         In his supplemental brief, Wolfe argues that the Supreme Court's decision in Beckles does not preclude his instant challenge to his sentence under Johnson, since the Court only held in Beckles, 137 S.Ct. at 896, that "the advisory Sentencing Guidelines, including §4B1.2(a)'s residual clause, are not subject to a challenge under the void-for-vagueness doctrine." Wolfe states that the Supreme Court concluded in Beckles, Id. at 897, that "[b]ecause the advisory Sentencing Guidelines are not subject to a due process vagueness challenge, §4B1.2(a)'s residual clause is not void for vagueness." However, Wolfe points out that he was sentenced when the Guidelines were mandatory and thus, he states that since he was not sentenced under the advisory Guidelines, Beckles does not apply to his case. Wolfe contends that due process challenges like his still apply to the pre-Booker mandatory sentencing guidelines, under which he was sentenced, since they bound the court when it imposed sentences and they did not merely provide advice for the court in exercising its discretion as the advisory guidelines did. Wolfe states that "[u]nlike the sentencing court in Beckles, the Court in imposing [his] sentence could not have decided that a below guideline sentence was appropriate based on the sentencing factors set forth in 18 U.S.C. §3553(a) and could not have decided that his case warranted a different sentence regardless." Rather, he states that the court was required to impose a sentence on him within the career offender guideline range.

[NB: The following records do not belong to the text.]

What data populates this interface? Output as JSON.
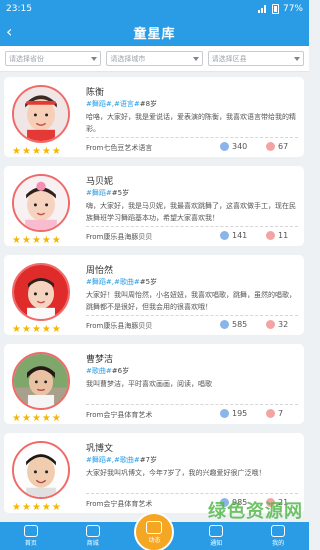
{
  "status": {
    "time": "23:15",
    "battery": "77%"
  },
  "header": {
    "back": "‹",
    "title": "童星库"
  },
  "filters": [
    {
      "placeholder": "请选择省份"
    },
    {
      "placeholder": "请选择城市"
    },
    {
      "placeholder": "请选择区县"
    }
  ],
  "cards": [
    {
      "name": "陈衡",
      "tags": "#舞蹈#,#语言#",
      "age": "8岁",
      "desc": "哈咯，大家好，我是爱说话，爱表演的陈衡，我喜欢语言带给我的精彩。",
      "from": "From七色豆艺术语言",
      "views": "340",
      "likes": "67",
      "avatar": "girl-red-hairband"
    },
    {
      "name": "马贝妮",
      "tags": "#舞蹈#",
      "age": "5岁",
      "desc": "嗨，大家好，我是马贝妮，我最喜欢跳舞了，这喜欢做手工，现在民族舞班学习舞蹈基本功，希望大家喜欢我！",
      "from": "From康乐县海豚贝贝",
      "views": "141",
      "likes": "11",
      "avatar": "girl-pink-bow"
    },
    {
      "name": "周怡然",
      "tags": "#舞蹈#,#歌曲#",
      "age": "5岁",
      "desc": "大家好！我叫周怡然，小名妞妞，我喜欢唱歌，跳舞，虽然的唱歌，跳舞都不是很好，但我会用的很喜欢哦！",
      "from": "From康乐县海豚贝贝",
      "views": "585",
      "likes": "32",
      "avatar": "boy-red-background"
    },
    {
      "name": "曹梦洁",
      "tags": "#歌曲#",
      "age": "6岁",
      "desc": "我叫曹梦洁，平时喜欢画画，阅读，唱歌",
      "from": "From会宁县体育艺术",
      "views": "195",
      "likes": "7",
      "avatar": "girl-outdoor"
    },
    {
      "name": "巩博文",
      "tags": "#舞蹈#,#歌曲#",
      "age": "7岁",
      "desc": "大家好我叫巩博文，今年7岁了，我的兴趣爱好很广泛哦！",
      "from": "From会宁县体育艺术",
      "views": "985",
      "likes": "21",
      "avatar": "boy-white-background"
    }
  ],
  "tabs": [
    {
      "label": "首页"
    },
    {
      "label": "商城"
    },
    {
      "label": "动态"
    },
    {
      "label": "通知"
    },
    {
      "label": "我的"
    }
  ],
  "watermark": "绿色资源网",
  "colors": {
    "primary": "#2a9ce6",
    "tag": "#2a9ce6",
    "star": "#f5b800",
    "center_tab": "#f5a623",
    "avatar_ring": "#f06a6a"
  }
}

         Wolfe states that the Johnson case applies to cases like his under the ore-Booker mandatory Guidelines and, that this court should grant his motion since the use of the career offender provisions in the mandatory Guidelines violate the Due Process Clause. He further argues that the Johnson case applies retroactively to the mandatory Guidelines, and that Beckles "confirms that Johnson constitutes a substantive rule that applies retroactively to mandatory guidelines sentences in light of Welch v. United States, 136 S.Ct. 1257 (2016)." Wolfe states that "[i]n limiting its holding to the advisory sentencing guidelines, Beckles became another of the 'multiple holdings that logically dictate the retroactivity of the new rule' announced in Johnson in the mandatory sentencing guidelines context."

         Additionally, Wolfe contends that since Johnson constitutes a substantive decision that applies retroactively to mandatory sentencing guidelines cases like his, his §2255 motion, filed on June 21, 2016, is timely under 28 U.S.C, S2255(f)(3) since it was filed within one year of the June 26, 2015 Johnson decision. Wolfe maintains that the Court in Beckles only held that the advisory Guidelines were not subject to a vagueness challenge and that decision does not preclude him from challenging his mandatory Guidelines sentence based on Johnson. As relief, Wolfe requests the court to grant his §2255 motion, vacate his sentence and, re-sentence him without the career offender enhancement. Wolfe, alternatively, requests that if the court denies his §2255 motion, the court issue a certificate of appealability ("COA") to the Third Circuit for the Court to consider whether the holding in Beckles effects sentences imposed under the mandatory Guidelines before Booker, i.e., whether Wolfe can assert a Johnson vagueness challenge to his mandatory Guidelines sentence.

         The government argues that Wolfe's motion is untimely under 28 U.S.C. S2255(f)C(1) and should be dismissed since his §2255 motion was filed more than one year after his conviction became final when the Supreme Court denied certiorari in his case on November 2, 2001. Pursuant to §2255(f)(1), the defendant must make this motion within one year of the date on which the judgment of conviction becomes final.

         At issue in this case is whether the Supreme Court's decision in Johnson invalidating the "residual clause" of the Armed Career Criminal Act's ("ACCA") definition of a crime of violence for vagueness should also apply to mandatory Guidelines sentences, such as Wolfe's sentence under the career offender guideline range. The definition of crimes of ...


Buy This Entire Record For $7.95

Download the entire decision to receive the complete text, official citation,
docket number, dissents and concurrences, and footnotes for this case.

Learn more about what you receive with purchase of this case.